**TASK BRIEF:** All records, exactly as written, minus the pictures: copy them out.
* * * * *
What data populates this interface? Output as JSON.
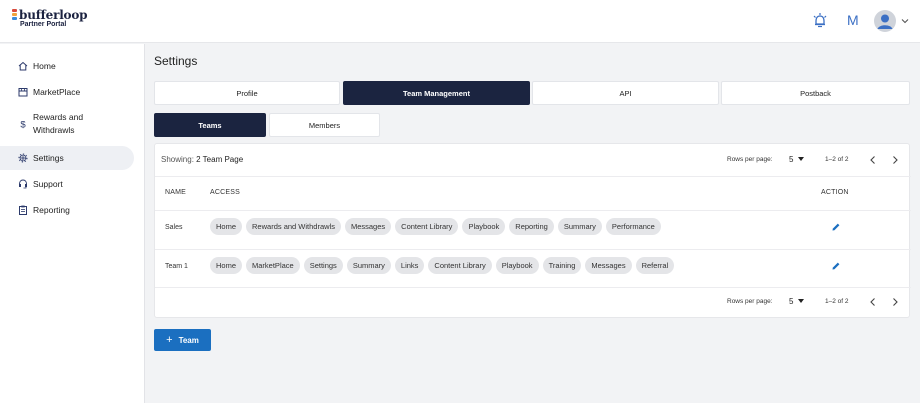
{
  "brand": {
    "name": "bufferloop",
    "subtitle": "Partner Portal"
  },
  "header": {
    "user_initial": "M",
    "icons": [
      "alarm-bell-icon",
      "avatar-icon",
      "chevron-down-icon"
    ]
  },
  "sidebar": {
    "items": [
      {
        "label": "Home",
        "icon": "home-icon"
      },
      {
        "label": "MarketPlace",
        "icon": "store-icon"
      },
      {
        "label": "Rewards and Withdrawls",
        "icon": "dollar-icon"
      },
      {
        "label": "Settings",
        "icon": "gear-icon",
        "active": true
      },
      {
        "label": "Support",
        "icon": "headset-icon"
      },
      {
        "label": "Reporting",
        "icon": "clipboard-icon"
      }
    ]
  },
  "page": {
    "title": "Settings"
  },
  "tabs": [
    {
      "label": "Profile"
    },
    {
      "label": "Team Management",
      "active": true
    },
    {
      "label": "API"
    },
    {
      "label": "Postback"
    }
  ],
  "subtabs": [
    {
      "label": "Teams",
      "active": true
    },
    {
      "label": "Members"
    }
  ],
  "table": {
    "showing_prefix": "Showing:",
    "showing_value": "2 Team Page",
    "rows_per_page_label": "Rows per page:",
    "rows_per_page_value": "5",
    "range": "1–2 of 2",
    "columns": {
      "name": "NAME",
      "access": "ACCESS",
      "action": "ACTION"
    },
    "rows": [
      {
        "name": "Sales",
        "access": [
          "Home",
          "Rewards and Withdrawls",
          "Messages",
          "Content Library",
          "Playbook",
          "Reporting",
          "Summary",
          "Performance"
        ]
      },
      {
        "name": "Team 1",
        "access": [
          "Home",
          "MarketPlace",
          "Settings",
          "Summary",
          "Links",
          "Content Library",
          "Playbook",
          "Training",
          "Messages",
          "Referral"
        ]
      }
    ]
  },
  "add_team": {
    "plus": "+",
    "label": "Team"
  },
  "colors": {
    "navy": "#1b2440",
    "primary": "#1b6fc0",
    "chip": "#e4e5e8",
    "accent_blue": "#3b6fc4"
  }
}
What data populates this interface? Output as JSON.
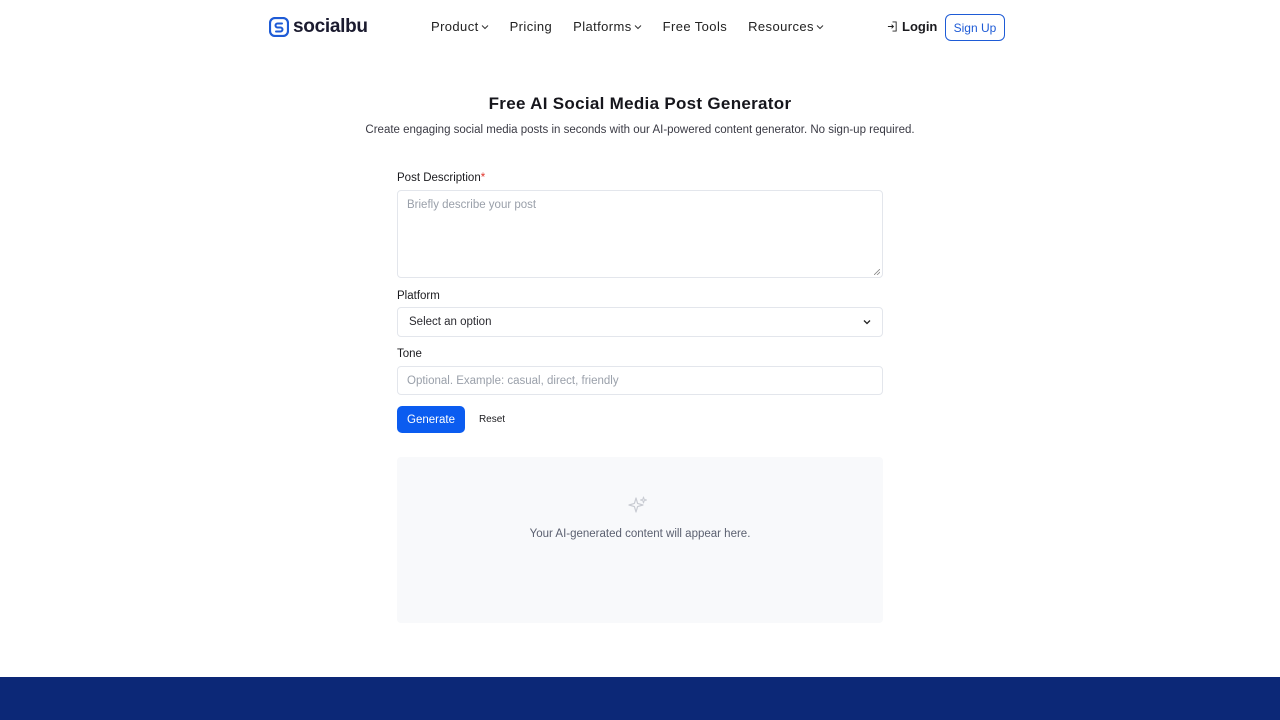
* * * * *
**TASK OUTPUT:**
What data populates this interface? Output as JSON.
{
  "brand": {
    "name": "bufferloop",
    "subtitle": "Partner Portal"
  },
  "header": {
    "user_initial": "M",
    "icons": [
      "alarm-bell-icon",
      "avatar-icon",
      "chevron-down-icon"
    ]
  },
  "sidebar": {
    "items": [
      {
        "label": "Home",
        "icon": "home-icon"
      },
      {
        "label": "MarketPlace",
        "icon": "store-icon"
      },
      {
        "label": "Rewards and Withdrawls",
        "icon": "dollar-icon"
      },
      {
        "label": "Settings",
        "icon": "gear-icon",
        "active": true
      },
      {
        "label": "Support",
        "icon": "headset-icon"
      },
      {
        "label": "Reporting",
        "icon": "clipboard-icon"
      }
    ]
  },
  "page": {
    "title": "Settings"
  },
  "tabs": [
    {
      "label": "Profile"
    },
    {
      "label": "Team Management",
      "active": true
    },
    {
      "label": "API"
    },
    {
      "label": "Postback"
    }
  ],
  "subtabs": [
    {
      "label": "Teams",
      "active": true
    },
    {
      "label": "Members"
    }
  ],
  "table": {
    "showing_prefix": "Showing:",
    "showing_value": "2 Team Page",
    "rows_per_page_label": "Rows per page:",
    "rows_per_page_value": "5",
    "range": "1–2 of 2",
    "columns": {
      "name": "NAME",
      "access": "ACCESS",
      "action": "ACTION"
    },
    "rows": [
      {
        "name": "Sales",
        "access": [
          "Home",
          "Rewards and Withdrawls",
          "Messages",
          "Content Library",
          "Playbook",
          "Reporting",
          "Summary",
          "Performance"
        ]
      },
      {
        "name": "Team 1",
        "access": [
          "Home",
          "MarketPlace",
          "Settings",
          "Summary",
          "Links",
          "Content Library",
          "Playbook",
          "Training",
          "Messages",
          "Referral"
        ]
      }
    ]
  },
  "add_team": {
    "plus": "+",
    "label": "Team"
  },
  "colors": {
    "navy": "#1b2440",
    "primary": "#1b6fc0",
    "chip": "#e4e5e8",
    "accent_blue": "#3b6fc4"
  }
}
What data populates this interface? Output as JSON.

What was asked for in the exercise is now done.